Photographer: Ed Little

Model: Ella Clouston

Makeup: Emma Reeve

Creative Direction: Jemima Bunbury and Ilona Phillips

An explosion of monograms, logos and branded typography have recently taken over the fashion world. This photoshoot explores the aesthetics of branding, and its communicative power.

Branding functions as a form of social currency. We buy certain brands to align ourselves with the images and lifestyles attached.

The ‘brand personalities’ we aspire to have all been carefully crafted by PR and marketing teams throughout their campaigns. These marketing messages are designed to drive us to consume, rather than choose the styles that best express our character.

But branding can be used to express in a powerful way. By aligning ourselves to brands which reflect our values, we can use our consumer spending power to support innovative brands who create consciously and ethically.
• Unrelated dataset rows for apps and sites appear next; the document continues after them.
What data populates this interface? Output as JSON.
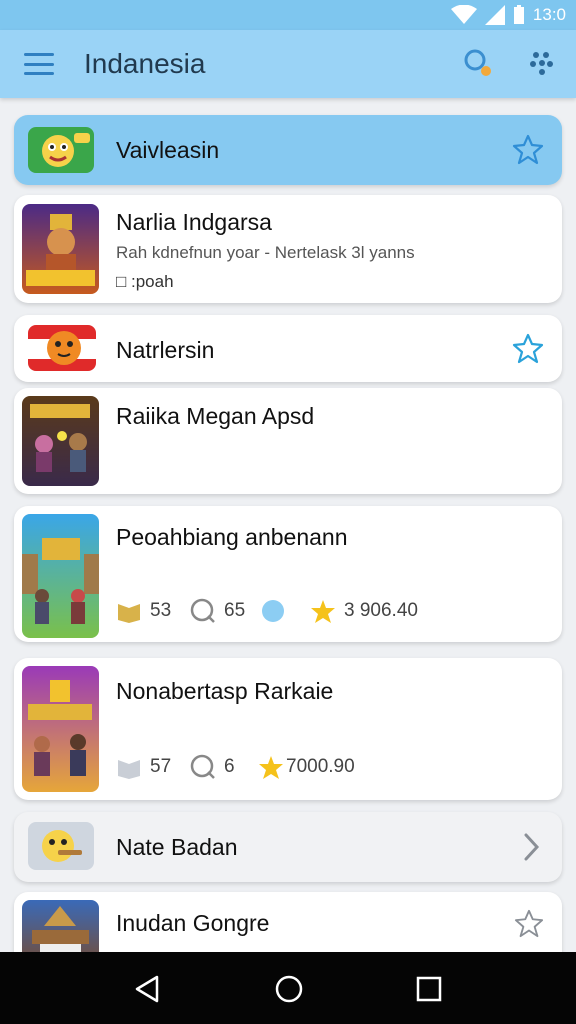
{
  "status": {
    "time": "13:0",
    "wifi_icon": "wifi-icon",
    "signal_icon": "signal-icon",
    "battery_icon": "battery-icon"
  },
  "appbar": {
    "title": "Indanesia",
    "menu_icon": "menu-icon",
    "search_icon": "search-icon",
    "apps_icon": "apps-icon"
  },
  "items": [
    {
      "name": "Vaivleasin",
      "accessory": "star-icon"
    },
    {
      "name": "Narlia Indgarsa",
      "subtitle": "Rah kdnefnun yoar - Nertelask 3l yanns",
      "tag": "□ :poah"
    },
    {
      "name": "Natrlersin",
      "accessory": "star-icon"
    },
    {
      "name": "Raiika Megan Apsd"
    },
    {
      "name": "Peoahbiang anbenann",
      "stats": [
        "53",
        "65",
        "",
        "3 906.40"
      ]
    },
    {
      "name": "Nonabertasp Rarkaie",
      "stats": [
        "57",
        "6",
        "7000.90"
      ]
    },
    {
      "name": "Nate Badan",
      "accessory": "chevron-right-icon"
    },
    {
      "name": "Inudan Gongre",
      "accessory": "star-outline-icon"
    }
  ],
  "navbar": {
    "back_icon": "back-icon",
    "home_icon": "home-icon",
    "recents_icon": "recents-icon"
  },
  "colors": {
    "appbar": "#9ad3f6",
    "status": "#7ec6ef",
    "highlight": "#86c9f1",
    "accent_star": "#3aa6e3",
    "gold_star": "#f5c21b"
  }
}
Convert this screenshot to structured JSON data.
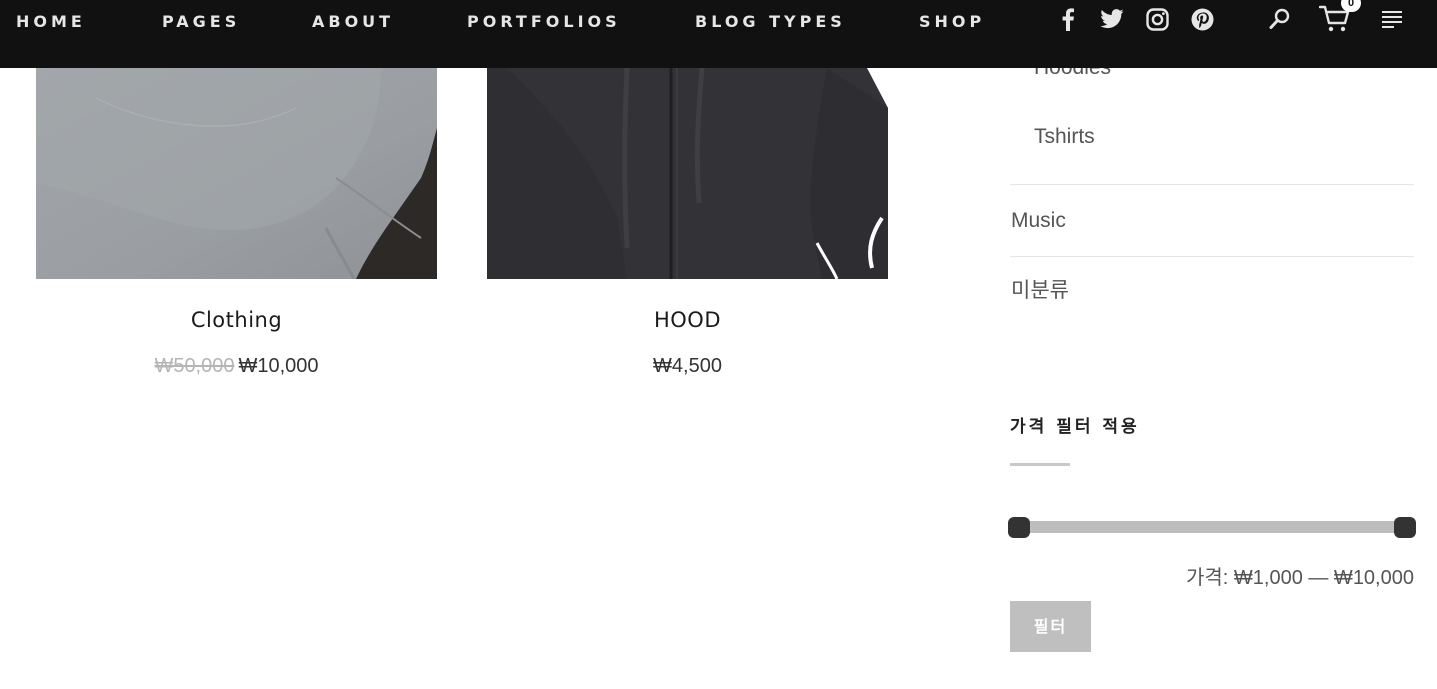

The temporary tattoos used in this photoshoot visually explore how branding is presented, and how the individual can use it to foster, or even create, a more personal image.